** Input data follows **
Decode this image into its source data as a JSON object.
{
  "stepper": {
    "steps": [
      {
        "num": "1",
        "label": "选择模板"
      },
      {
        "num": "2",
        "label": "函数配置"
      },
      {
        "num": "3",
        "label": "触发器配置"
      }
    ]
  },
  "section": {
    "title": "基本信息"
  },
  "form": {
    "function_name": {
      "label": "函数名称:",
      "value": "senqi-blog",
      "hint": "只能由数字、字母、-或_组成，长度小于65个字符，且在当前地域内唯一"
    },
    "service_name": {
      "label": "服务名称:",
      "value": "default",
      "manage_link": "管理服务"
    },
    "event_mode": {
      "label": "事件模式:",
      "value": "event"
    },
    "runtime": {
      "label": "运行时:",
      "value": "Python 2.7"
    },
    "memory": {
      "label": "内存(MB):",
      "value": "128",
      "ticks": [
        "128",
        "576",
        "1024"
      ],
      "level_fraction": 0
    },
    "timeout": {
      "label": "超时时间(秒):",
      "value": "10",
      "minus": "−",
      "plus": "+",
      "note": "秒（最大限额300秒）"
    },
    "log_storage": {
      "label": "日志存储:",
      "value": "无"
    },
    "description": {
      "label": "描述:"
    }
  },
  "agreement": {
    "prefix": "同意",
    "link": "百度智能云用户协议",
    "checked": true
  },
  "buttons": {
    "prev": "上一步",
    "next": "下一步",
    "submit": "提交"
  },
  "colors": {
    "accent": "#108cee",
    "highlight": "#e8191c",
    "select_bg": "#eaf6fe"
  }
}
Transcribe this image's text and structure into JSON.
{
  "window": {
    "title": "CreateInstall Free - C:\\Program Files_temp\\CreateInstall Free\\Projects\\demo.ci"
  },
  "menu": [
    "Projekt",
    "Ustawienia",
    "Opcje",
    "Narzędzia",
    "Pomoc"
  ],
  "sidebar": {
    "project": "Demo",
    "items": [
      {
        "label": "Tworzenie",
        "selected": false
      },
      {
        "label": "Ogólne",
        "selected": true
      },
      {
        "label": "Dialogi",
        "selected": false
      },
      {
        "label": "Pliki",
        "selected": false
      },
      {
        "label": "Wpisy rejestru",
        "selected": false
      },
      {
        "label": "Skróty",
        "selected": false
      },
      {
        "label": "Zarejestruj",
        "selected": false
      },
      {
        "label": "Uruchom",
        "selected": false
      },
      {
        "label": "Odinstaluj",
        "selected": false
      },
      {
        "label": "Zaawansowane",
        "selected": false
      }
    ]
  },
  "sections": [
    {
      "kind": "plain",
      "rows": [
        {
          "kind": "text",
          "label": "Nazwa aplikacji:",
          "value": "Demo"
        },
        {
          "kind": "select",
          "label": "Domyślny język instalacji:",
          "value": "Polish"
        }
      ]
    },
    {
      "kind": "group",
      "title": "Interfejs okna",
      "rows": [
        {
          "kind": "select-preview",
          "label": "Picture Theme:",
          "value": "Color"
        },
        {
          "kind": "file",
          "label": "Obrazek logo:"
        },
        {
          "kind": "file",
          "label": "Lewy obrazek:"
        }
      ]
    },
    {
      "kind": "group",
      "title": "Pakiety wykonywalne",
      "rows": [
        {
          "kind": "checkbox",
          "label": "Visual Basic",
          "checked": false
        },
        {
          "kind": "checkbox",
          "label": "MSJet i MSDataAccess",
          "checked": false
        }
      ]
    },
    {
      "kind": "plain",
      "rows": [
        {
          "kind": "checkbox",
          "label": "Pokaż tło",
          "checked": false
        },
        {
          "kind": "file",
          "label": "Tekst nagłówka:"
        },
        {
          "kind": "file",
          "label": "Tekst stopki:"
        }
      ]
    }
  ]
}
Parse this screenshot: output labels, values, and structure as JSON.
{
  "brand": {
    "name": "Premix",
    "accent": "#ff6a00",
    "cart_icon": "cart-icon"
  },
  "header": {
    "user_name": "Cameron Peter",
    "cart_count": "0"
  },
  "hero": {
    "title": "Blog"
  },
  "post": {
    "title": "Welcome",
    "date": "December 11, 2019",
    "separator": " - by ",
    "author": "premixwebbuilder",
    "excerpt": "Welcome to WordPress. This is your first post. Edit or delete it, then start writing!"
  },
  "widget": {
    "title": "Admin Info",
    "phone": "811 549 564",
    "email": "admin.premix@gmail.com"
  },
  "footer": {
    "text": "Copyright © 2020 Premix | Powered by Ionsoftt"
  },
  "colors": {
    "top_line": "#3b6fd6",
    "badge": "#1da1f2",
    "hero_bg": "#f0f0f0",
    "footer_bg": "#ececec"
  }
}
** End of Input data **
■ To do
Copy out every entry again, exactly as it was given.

■ Task answer
Decode this image into its source data as a JSON object.
{
  "stepper": {
    "steps": [
      {
        "num": "1",
        "label": "选择模板"
      },
      {
        "num": "2",
        "label": "函数配置"
      },
      {
        "num": "3",
        "label": "触发器配置"
      }
    ]
  },
  "section": {
    "title": "基本信息"
  },
  "form": {
    "function_name": {
      "label": "函数名称:",
      "value": "senqi-blog",
      "hint": "只能由数字、字母、-或_组成，长度小于65个字符，且在当前地域内唯一"
    },
    "service_name": {
      "label": "服务名称:",
      "value": "default",
      "manage_link": "管理服务"
    },
    "event_mode": {
      "label": "事件模式:",
      "value": "event"
    },
    "runtime": {
      "label": "运行时:",
      "value": "Python 2.7"
    },
    "memory": {
      "label": "内存(MB):",
      "value": "128",
      "ticks": [
        "128",
        "576",
        "1024"
      ],
      "level_fraction": 0
    },
    "timeout": {
      "label": "超时时间(秒):",
      "value": "10",
      "minus": "−",
      "plus": "+",
      "note": "秒（最大限额300秒）"
    },
    "log_storage": {
      "label": "日志存储:",
      "value": "无"
    },
    "description": {
      "label": "描述:"
    }
  },
  "agreement": {
    "prefix": "同意",
    "link": "百度智能云用户协议",
    "checked": true
  },
  "buttons": {
    "prev": "上一步",
    "next": "下一步",
    "submit": "提交"
  },
  "colors": {
    "accent": "#108cee",
    "highlight": "#e8191c",
    "select_bg": "#eaf6fe"
  }
}
Transcribe this image's text and structure into JSON.
{
  "window": {
    "title": "CreateInstall Free - C:\\Program Files_temp\\CreateInstall Free\\Projects\\demo.ci"
  },
  "menu": [
    "Projekt",
    "Ustawienia",
    "Opcje",
    "Narzędzia",
    "Pomoc"
  ],
  "sidebar": {
    "project": "Demo",
    "items": [
      {
        "label": "Tworzenie",
        "selected": false
      },
      {
        "label": "Ogólne",
        "selected": true
      },
      {
        "label": "Dialogi",
        "selected": false
      },
      {
        "label": "Pliki",
        "selected": false
      },
      {
        "label": "Wpisy rejestru",
        "selected": false
      },
      {
        "label": "Skróty",
        "selected": false
      },
      {
        "label": "Zarejestruj",
        "selected": false
      },
      {
        "label": "Uruchom",
        "selected": false
      },
      {
        "label": "Odinstaluj",
        "selected": false
      },
      {
        "label": "Zaawansowane",
        "selected": false
      }
    ]
  },
  "sections": [
    {
      "kind": "plain",
      "rows": [
        {
          "kind": "text",
          "label": "Nazwa aplikacji:",
          "value": "Demo"
        },
        {
          "kind": "select",
          "label": "Domyślny język instalacji:",
          "value": "Polish"
        }
      ]
    },
    {
      "kind": "group",
      "title": "Interfejs okna",
      "rows": [
        {
          "kind": "select-preview",
          "label": "Picture Theme:",
          "value": "Color"
        },
        {
          "kind": "file",
          "label": "Obrazek logo:"
        },
        {
          "kind": "file",
          "label": "Lewy obrazek:"
        }
      ]
    },
    {
      "kind": "group",
      "title": "Pakiety wykonywalne",
      "rows": [
        {
          "kind": "checkbox",
          "label": "Visual Basic",
          "checked": false
        },
        {
          "kind": "checkbox",
          "label": "MSJet i MSDataAccess",
          "checked": false
        }
      ]
    },
    {
      "kind": "plain",
      "rows": [
        {
          "kind": "checkbox",
          "label": "Pokaż tło",
          "checked": false
        },
        {
          "kind": "file",
          "label": "Tekst nagłówka:"
        },
        {
          "kind": "file",
          "label": "Tekst stopki:"
        }
      ]
    }
  ]
}
Parse this screenshot: output labels, values, and structure as JSON.
{
  "brand": {
    "name": "Premix",
    "accent": "#ff6a00",
    "cart_icon": "cart-icon"
  },
  "header": {
    "user_name": "Cameron Peter",
    "cart_count": "0"
  },
  "hero": {
    "title": "Blog"
  },
  "post": {
    "title": "Welcome",
    "date": "December 11, 2019",
    "separator": " - by ",
    "author": "premixwebbuilder",
    "excerpt": "Welcome to WordPress. This is your first post. Edit or delete it, then start writing!"
  },
  "widget": {
    "title": "Admin Info",
    "phone": "811 549 564",
    "email": "admin.premix@gmail.com"
  },
  "footer": {
    "text": "Copyright © 2020 Premix | Powered by Ionsoftt"
  },
  "colors": {
    "top_line": "#3b6fd6",
    "badge": "#1da1f2",
    "hero_bg": "#f0f0f0",
    "footer_bg": "#ececec"
  }
}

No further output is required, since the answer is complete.